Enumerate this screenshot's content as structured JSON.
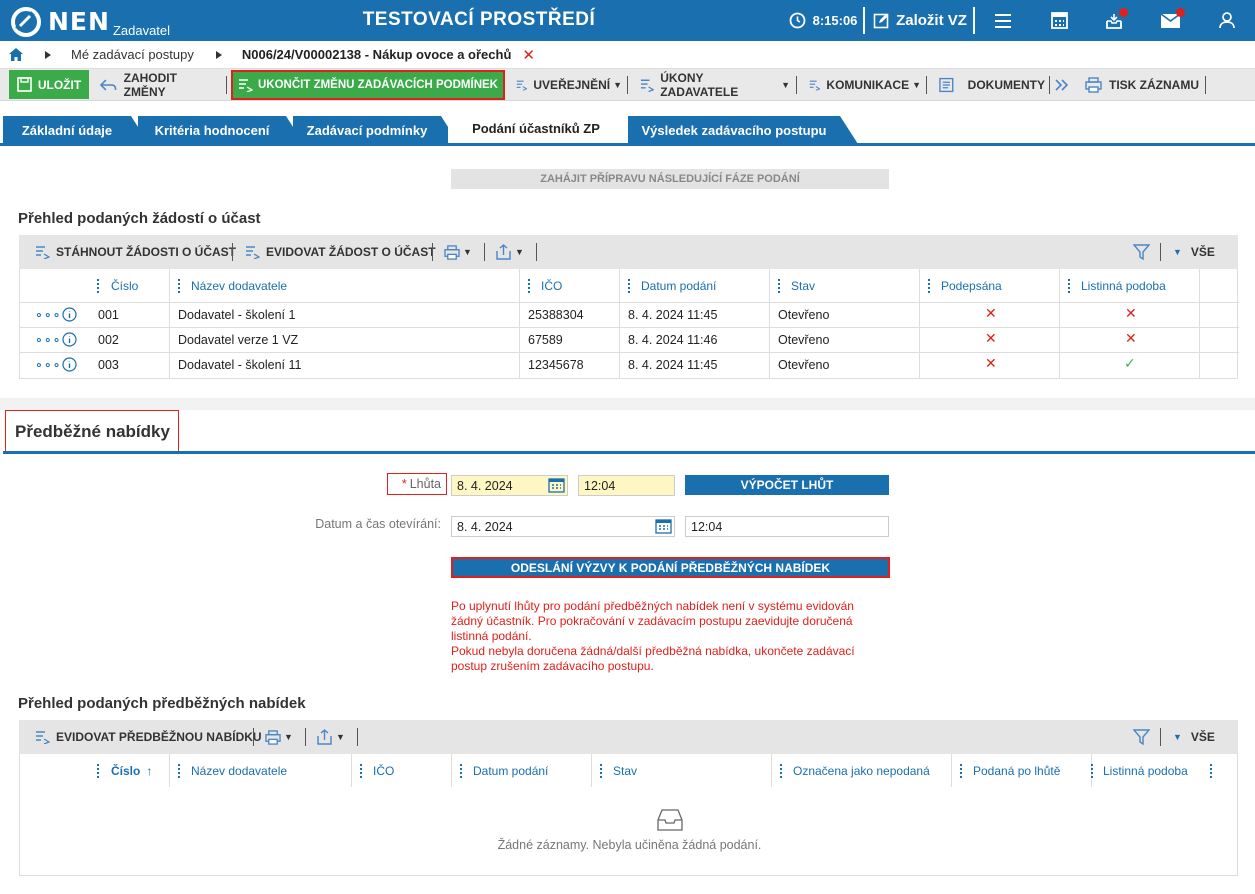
{
  "app": {
    "name": "NEN",
    "subtitle": "Zadavatel",
    "environment": "TESTOVACÍ PROSTŘEDÍ"
  },
  "topbar": {
    "time": "8:15:06",
    "create_label": "Založit VZ",
    "icons": [
      "clock-icon",
      "edit-icon",
      "menu-icon",
      "calculator-icon",
      "inbox-icon",
      "mail-icon",
      "user-icon"
    ],
    "accent": "#1a6fae",
    "badge_color": "#e0201b"
  },
  "breadcrumb": {
    "items": [
      "Mé zadávací postupy",
      "N006/24/V00002138 - Nákup ovoce a ořechů"
    ]
  },
  "toolbar": {
    "save": "ULOŽIT",
    "discard": "ZAHODIT ZMĚNY",
    "finish": "UKONČIT ZMĚNU ZADÁVACÍCH PODMÍNEK",
    "publish": "UVEŘEJNĚNÍ",
    "actions": "ÚKONY ZADAVATELE",
    "communication": "KOMUNIKACE",
    "documents": "DOKUMENTY",
    "print": "TISK ZÁZNAMU"
  },
  "tabs": [
    {
      "label": "Základní údaje"
    },
    {
      "label": "Kritéria hodnocení"
    },
    {
      "label": "Zadávací podmínky"
    },
    {
      "label": "Podání účastníků ZP",
      "active": true
    },
    {
      "label": "Výsledek zadávacího postupu"
    }
  ],
  "phase_button": "ZAHÁJIT PŘÍPRAVU NÁSLEDUJÍCÍ FÁZE PODÁNÍ",
  "requests": {
    "title": "Přehled podaných žádostí o účast",
    "toolbar": {
      "download": "STÁHNOUT ŽÁDOSTI O ÚČAST",
      "register": "EVIDOVAT ŽÁDOST O ÚČAST",
      "all": "VŠE"
    },
    "columns": [
      "Číslo",
      "Název dodavatele",
      "IČO",
      "Datum podání",
      "Stav",
      "Podepsána",
      "Listinná podoba"
    ],
    "rows": [
      {
        "cislo": "001",
        "nazev": "Dodavatel - školení 1",
        "ico": "25388304",
        "datum": "8. 4. 2024 11:45",
        "stav": "Otevřeno",
        "podepsana": "✕",
        "listinna": "✕"
      },
      {
        "cislo": "002",
        "nazev": "Dodavatel verze 1 VZ",
        "ico": "67589",
        "datum": "8. 4. 2024 11:46",
        "stav": "Otevřeno",
        "podepsana": "✕",
        "listinna": "✕"
      },
      {
        "cislo": "003",
        "nazev": "Dodavatel - školení 11",
        "ico": "12345678",
        "datum": "8. 4. 2024 11:45",
        "stav": "Otevřeno",
        "podepsana": "✕",
        "listinna": "✓"
      }
    ]
  },
  "preliminary": {
    "title": "Předběžné nabídky",
    "deadline_label": "Lhůta",
    "required_mark": "*",
    "deadline_date": "8. 4. 2024",
    "deadline_time": "12:04",
    "calc_button": "VÝPOČET LHŮT",
    "open_label": "Datum a čas otevírání:",
    "open_date": "8. 4. 2024",
    "open_time": "12:04",
    "send_button": "ODESLÁNÍ VÝZVY K PODÁNÍ PŘEDBĚŽNÝCH NABÍDEK",
    "warning_lines": [
      "Po uplynutí lhůty pro podání předběžných nabídek není v systému evidován",
      "žádný účastník. Pro pokračování v zadávacím postupu zaevidujte doručená",
      "listinná podání.",
      "Pokud nebyla doručena žádná/další předběžná nabídka, ukončete zadávací",
      "postup zrušením zadávacího postupu."
    ]
  },
  "offers": {
    "title": "Přehled podaných předběžných nabídek",
    "toolbar": {
      "register": "EVIDOVAT PŘEDBĚŽNOU NABÍDKU",
      "all": "VŠE"
    },
    "columns": [
      "Číslo",
      "Název dodavatele",
      "IČO",
      "Datum podání",
      "Stav",
      "Označena jako nepodaná",
      "Podaná po lhůtě",
      "Listinná podoba"
    ],
    "sort_indicator": "↑",
    "empty": "Žádné záznamy. Nebyla učiněna žádná podání."
  }
}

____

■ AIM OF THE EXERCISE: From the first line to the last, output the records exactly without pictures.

■ THE COMPLETED TASK:
Enumerate this screenshot's content as structured JSON.
{
  "app": {
    "name": "NEN",
    "subtitle": "Zadavatel",
    "environment": "TESTOVACÍ PROSTŘEDÍ"
  },
  "topbar": {
    "time": "8:15:06",
    "create_label": "Založit VZ",
    "icons": [
      "clock-icon",
      "edit-icon",
      "menu-icon",
      "calculator-icon",
      "inbox-icon",
      "mail-icon",
      "user-icon"
    ],
    "accent": "#1a6fae",
    "badge_color": "#e0201b"
  },
  "breadcrumb": {
    "items": [
      "Mé zadávací postupy",
      "N006/24/V00002138 - Nákup ovoce a ořechů"
    ]
  },
  "toolbar": {
    "save": "ULOŽIT",
    "discard": "ZAHODIT ZMĚNY",
    "finish": "UKONČIT ZMĚNU ZADÁVACÍCH PODMÍNEK",
    "publish": "UVEŘEJNĚNÍ",
    "actions": "ÚKONY ZADAVATELE",
    "communication": "KOMUNIKACE",
    "documents": "DOKUMENTY",
    "print": "TISK ZÁZNAMU"
  },
  "tabs": [
    {
      "label": "Základní údaje"
    },
    {
      "label": "Kritéria hodnocení"
    },
    {
      "label": "Zadávací podmínky"
    },
    {
      "label": "Podání účastníků ZP",
      "active": true
    },
    {
      "label": "Výsledek zadávacího postupu"
    }
  ],
  "phase_button": "ZAHÁJIT PŘÍPRAVU NÁSLEDUJÍCÍ FÁZE PODÁNÍ",
  "requests": {
    "title": "Přehled podaných žádostí o účast",
    "toolbar": {
      "download": "STÁHNOUT ŽÁDOSTI O ÚČAST",
      "register": "EVIDOVAT ŽÁDOST O ÚČAST",
      "all": "VŠE"
    },
    "columns": [
      "Číslo",
      "Název dodavatele",
      "IČO",
      "Datum podání",
      "Stav",
      "Podepsána",
      "Listinná podoba"
    ],
    "rows": [
      {
        "cislo": "001",
        "nazev": "Dodavatel - školení 1",
        "ico": "25388304",
        "datum": "8. 4. 2024 11:45",
        "stav": "Otevřeno",
        "podepsana": "✕",
        "listinna": "✕"
      },
      {
        "cislo": "002",
        "nazev": "Dodavatel verze 1 VZ",
        "ico": "67589",
        "datum": "8. 4. 2024 11:46",
        "stav": "Otevřeno",
        "podepsana": "✕",
        "listinna": "✕"
      },
      {
        "cislo": "003",
        "nazev": "Dodavatel - školení 11",
        "ico": "12345678",
        "datum": "8. 4. 2024 11:45",
        "stav": "Otevřeno",
        "podepsana": "✕",
        "listinna": "✓"
      }
    ]
  },
  "preliminary": {
    "title": "Předběžné nabídky",
    "deadline_label": "Lhůta",
    "required_mark": "*",
    "deadline_date": "8. 4. 2024",
    "deadline_time": "12:04",
    "calc_button": "VÝPOČET LHŮT",
    "open_label": "Datum a čas otevírání:",
    "open_date": "8. 4. 2024",
    "open_time": "12:04",
    "send_button": "ODESLÁNÍ VÝZVY K PODÁNÍ PŘEDBĚŽNÝCH NABÍDEK",
    "warning_lines": [
      "Po uplynutí lhůty pro podání předběžných nabídek není v systému evidován",
      "žádný účastník. Pro pokračování v zadávacím postupu zaevidujte doručená",
      "listinná podání.",
      "Pokud nebyla doručena žádná/další předběžná nabídka, ukončete zadávací",
      "postup zrušením zadávacího postupu."
    ]
  },
  "offers": {
    "title": "Přehled podaných předběžných nabídek",
    "toolbar": {
      "register": "EVIDOVAT PŘEDBĚŽNOU NABÍDKU",
      "all": "VŠE"
    },
    "columns": [
      "Číslo",
      "Název dodavatele",
      "IČO",
      "Datum podání",
      "Stav",
      "Označena jako nepodaná",
      "Podaná po lhůtě",
      "Listinná podoba"
    ],
    "sort_indicator": "↑",
    "empty": "Žádné záznamy. Nebyla učiněna žádná podání."
  }
}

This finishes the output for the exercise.